Segment Start: RAW DATA

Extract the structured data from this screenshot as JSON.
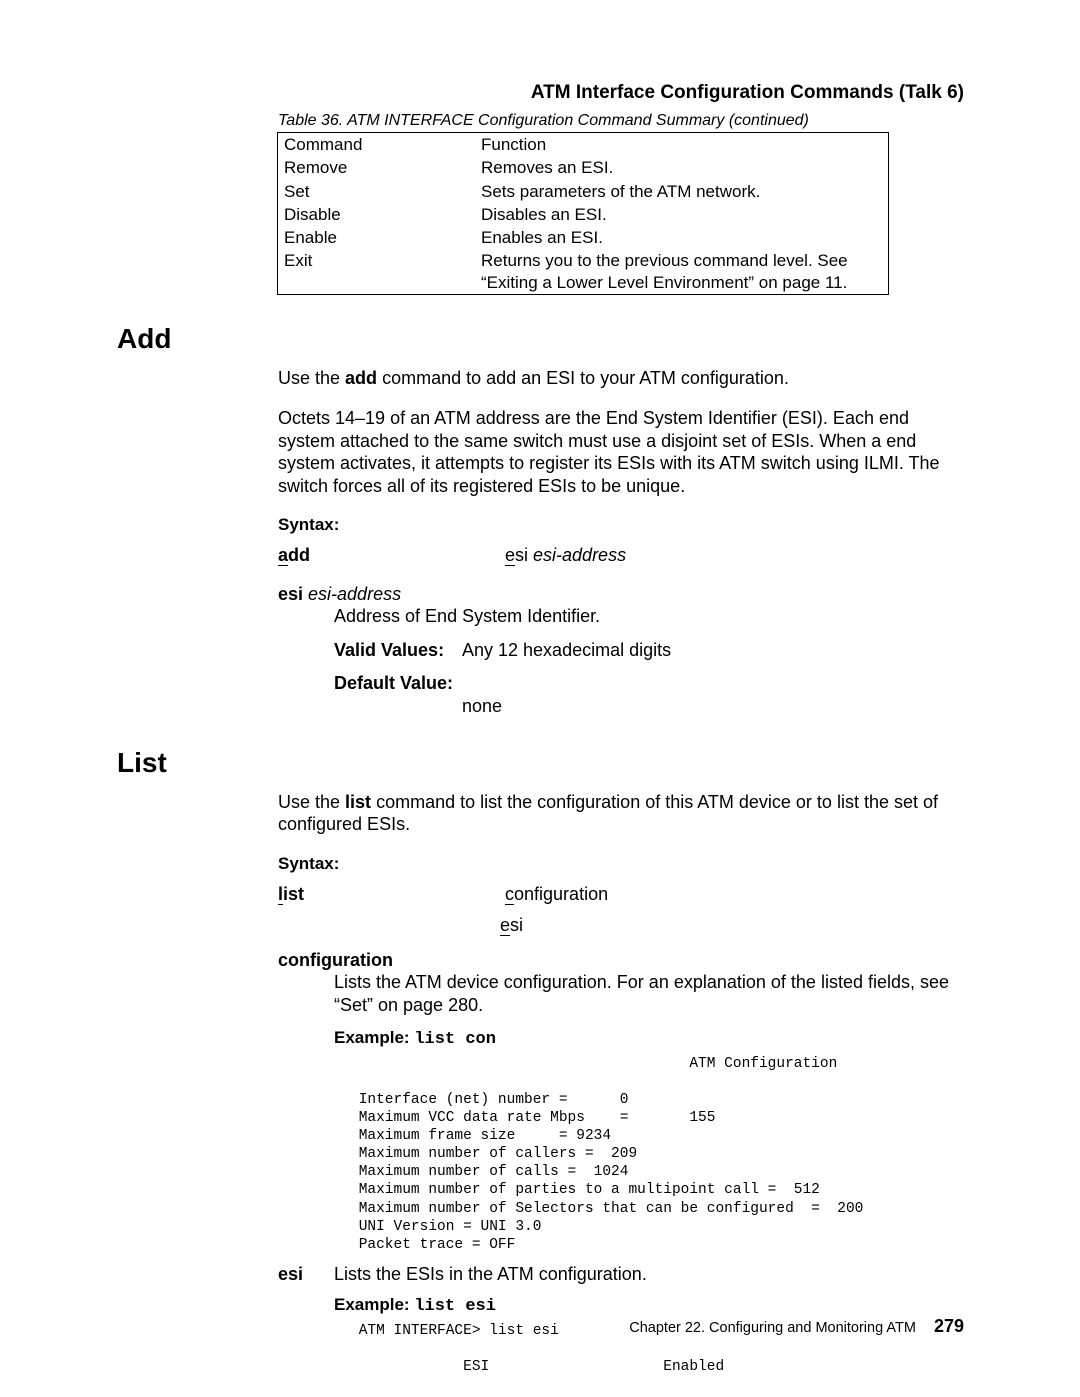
{
  "running_head": "ATM Interface Configuration Commands (Talk 6)",
  "table": {
    "caption": "Table 36. ATM INTERFACE Configuration Command Summary  (continued)",
    "rows": [
      {
        "cmd": "Command",
        "fn": "Function"
      },
      {
        "cmd": "Remove",
        "fn": "Removes an ESI."
      },
      {
        "cmd": "Set",
        "fn": "Sets parameters of the ATM network."
      },
      {
        "cmd": "Disable",
        "fn": "Disables an ESI."
      },
      {
        "cmd": "Enable",
        "fn": "Enables an ESI."
      },
      {
        "cmd": "Exit",
        "fn": "Returns you to the previous command level. See “Exiting a Lower Level Environment” on page 11."
      }
    ]
  },
  "sections": {
    "add": {
      "title": "Add",
      "p1_a": "Use the ",
      "p1_b": "add",
      "p1_c": " command to add an ESI to your ATM configuration.",
      "p2": "Octets 14–19 of an ATM address are the End System Identifier (ESI). Each end system attached to the same switch must use a disjoint set of ESIs. When a end system activates, it attempts to register its ESIs with its ATM switch using ILMI. The switch forces all of its registered ESIs to be unique.",
      "syntax_label": "Syntax:",
      "cmd_first": "a",
      "cmd_rest": "dd",
      "arg_u": "e",
      "arg_plain": "si ",
      "arg_ital": "esi-address",
      "term_bold": "esi",
      "term_ital": " esi-address",
      "desc": "Address of End System Identifier.",
      "valid_label": "Valid Values:",
      "valid_value": "Any 12 hexadecimal digits",
      "default_label": "Default Value:",
      "default_value": "none"
    },
    "list": {
      "title": "List",
      "p1_a": "Use the ",
      "p1_b": "list",
      "p1_c": " command to list the configuration of this ATM device or to list the set of configured ESIs.",
      "syntax_label": "Syntax:",
      "cmd_first": "l",
      "cmd_rest": "ist",
      "opt1_u": "c",
      "opt1_rest": "onfiguration",
      "opt2_u": "e",
      "opt2_rest": "si",
      "cfg_term": "configuration",
      "cfg_desc": "Lists the ATM device configuration. For an explanation of the listed fields, see “Set” on page 280.",
      "example_label": "Example:",
      "example_cmd1": "list con",
      "console1": "                                       ATM Configuration\n\n Interface (net) number =      0\n Maximum VCC data rate Mbps    =       155\n Maximum frame size     = 9234\n Maximum number of callers =  209\n Maximum number of calls =  1024\n Maximum number of parties to a multipoint call =  512\n Maximum number of Selectors that can be configured  =  200\n UNI Version = UNI 3.0\n Packet trace = OFF",
      "esi_term": "esi",
      "esi_desc": "Lists the ESIs in the ATM configuration.",
      "example_cmd2": "list esi",
      "console2": " ATM INTERFACE> list esi\n\n             ESI                    Enabled"
    }
  },
  "footer": {
    "chapter": "Chapter 22. Configuring and Monitoring ATM",
    "page": "279"
  }
}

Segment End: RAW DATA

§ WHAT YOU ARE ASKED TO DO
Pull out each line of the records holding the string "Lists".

§ ANSWER SECTION
      "cfg_desc": "Lists the ATM device configuration. For an explanation of the listed fields, see “Set” on page 280.",
      "esi_desc": "Lists the ESIs in the ATM configuration.",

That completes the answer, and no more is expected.